▶ TRY IT:
When you repeat the entries, reproduce each line exactly and omit every picture.

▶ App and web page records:
*** Begin section ***

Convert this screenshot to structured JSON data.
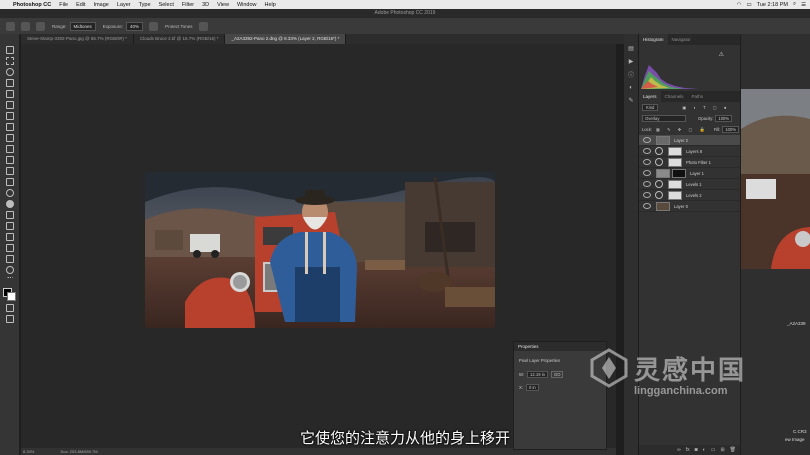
{
  "menubar": {
    "app": "Photoshop CC",
    "items": [
      "File",
      "Edit",
      "Image",
      "Layer",
      "Type",
      "Select",
      "Filter",
      "3D",
      "View",
      "Window",
      "Help"
    ],
    "time": "Tue 2:18 PM"
  },
  "window_title": "Adobe Photoshop CC 2019",
  "options": {
    "range_label": "Range:",
    "range_value": "Midtones",
    "exposure_label": "Exposure:",
    "exposure_value": "40%",
    "protect_label": "Protect Tones"
  },
  "tabs": [
    "Steve-Stamp-3392-Pano.jpg @ 66.7% (RGB/8#) *",
    "Clouds Bruce 2.tif @ 16.7% (RGB/16) *",
    "_A2A3392-Pano 2.dng @ 8.33% (Layer 2, RGB/16*) *"
  ],
  "right_panel": {
    "histogram_tabs": [
      "Histogram",
      "Navigator"
    ],
    "layers_tabs": [
      "Layers",
      "Channels",
      "Paths"
    ],
    "kind_label": "Kind",
    "blend_mode": "Overlay",
    "opacity_label": "Opacity:",
    "opacity_value": "100%",
    "lock_label": "Lock:",
    "fill_label": "Fill:",
    "fill_value": "100%",
    "layers": [
      {
        "name": "Layer 2",
        "selected": true
      },
      {
        "name": "Layers 8",
        "selected": false
      },
      {
        "name": "Photo Filter 1",
        "selected": false
      },
      {
        "name": "Layer 1",
        "selected": false
      },
      {
        "name": "Levels 1",
        "selected": false
      },
      {
        "name": "Levels 2",
        "selected": false
      },
      {
        "name": "Layer 0",
        "selected": false
      }
    ]
  },
  "properties": {
    "title": "Properties",
    "subtitle": "Pixel Layer Properties",
    "w_label": "W:",
    "w_value": "12.19 in",
    "go_label": "GO",
    "x_label": "X:",
    "x_value": "0 in"
  },
  "status": {
    "zoom": "8.33%",
    "doc": "Doc: 253.8M/659.7M"
  },
  "subtitle": "它使您的注意力从他的身上移开",
  "watermark": {
    "cn": "灵感中国",
    "en": "lingganchina.com"
  },
  "second_window": {
    "text1": "_A2A339",
    "text2": "C.CR3",
    "text3": "ew Image"
  },
  "colors": {
    "sky_top": "#2d3440",
    "rust_red": "#b8412e",
    "shirt_blue": "#2f5d9a"
  }
}
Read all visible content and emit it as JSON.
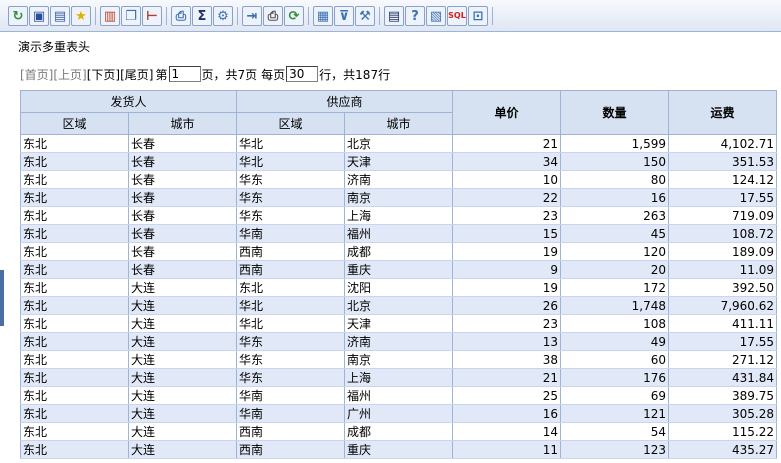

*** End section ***

▶ YOUR RESPONSE:
Convert this screenshot to structured JSON data.
{
  "menubar": {
    "app": "Photoshop CC",
    "items": [
      "File",
      "Edit",
      "Image",
      "Layer",
      "Type",
      "Select",
      "Filter",
      "3D",
      "View",
      "Window",
      "Help"
    ],
    "time": "Tue 2:18 PM"
  },
  "window_title": "Adobe Photoshop CC 2019",
  "options": {
    "range_label": "Range:",
    "range_value": "Midtones",
    "exposure_label": "Exposure:",
    "exposure_value": "40%",
    "protect_label": "Protect Tones"
  },
  "tabs": [
    "Steve-Stamp-3392-Pano.jpg @ 66.7% (RGB/8#) *",
    "Clouds Bruce 2.tif @ 16.7% (RGB/16) *",
    "_A2A3392-Pano 2.dng @ 8.33% (Layer 2, RGB/16*) *"
  ],
  "right_panel": {
    "histogram_tabs": [
      "Histogram",
      "Navigator"
    ],
    "layers_tabs": [
      "Layers",
      "Channels",
      "Paths"
    ],
    "kind_label": "Kind",
    "blend_mode": "Overlay",
    "opacity_label": "Opacity:",
    "opacity_value": "100%",
    "lock_label": "Lock:",
    "fill_label": "Fill:",
    "fill_value": "100%",
    "layers": [
      {
        "name": "Layer 2",
        "selected": true
      },
      {
        "name": "Layers 8",
        "selected": false
      },
      {
        "name": "Photo Filter 1",
        "selected": false
      },
      {
        "name": "Layer 1",
        "selected": false
      },
      {
        "name": "Levels 1",
        "selected": false
      },
      {
        "name": "Levels 2",
        "selected": false
      },
      {
        "name": "Layer 0",
        "selected": false
      }
    ]
  },
  "properties": {
    "title": "Properties",
    "subtitle": "Pixel Layer Properties",
    "w_label": "W:",
    "w_value": "12.19 in",
    "go_label": "GO",
    "x_label": "X:",
    "x_value": "0 in"
  },
  "status": {
    "zoom": "8.33%",
    "doc": "Doc: 253.8M/659.7M"
  },
  "subtitle": "它使您的注意力从他的身上移开",
  "watermark": {
    "cn": "灵感中国",
    "en": "lingganchina.com"
  },
  "second_window": {
    "text1": "_A2A339",
    "text2": "C.CR3",
    "text3": "ew Image"
  },
  "colors": {
    "sky_top": "#2d3440",
    "rust_red": "#b8412e",
    "shirt_blue": "#2f5d9a"
  }
}
Read all visible content and emit it as JSON.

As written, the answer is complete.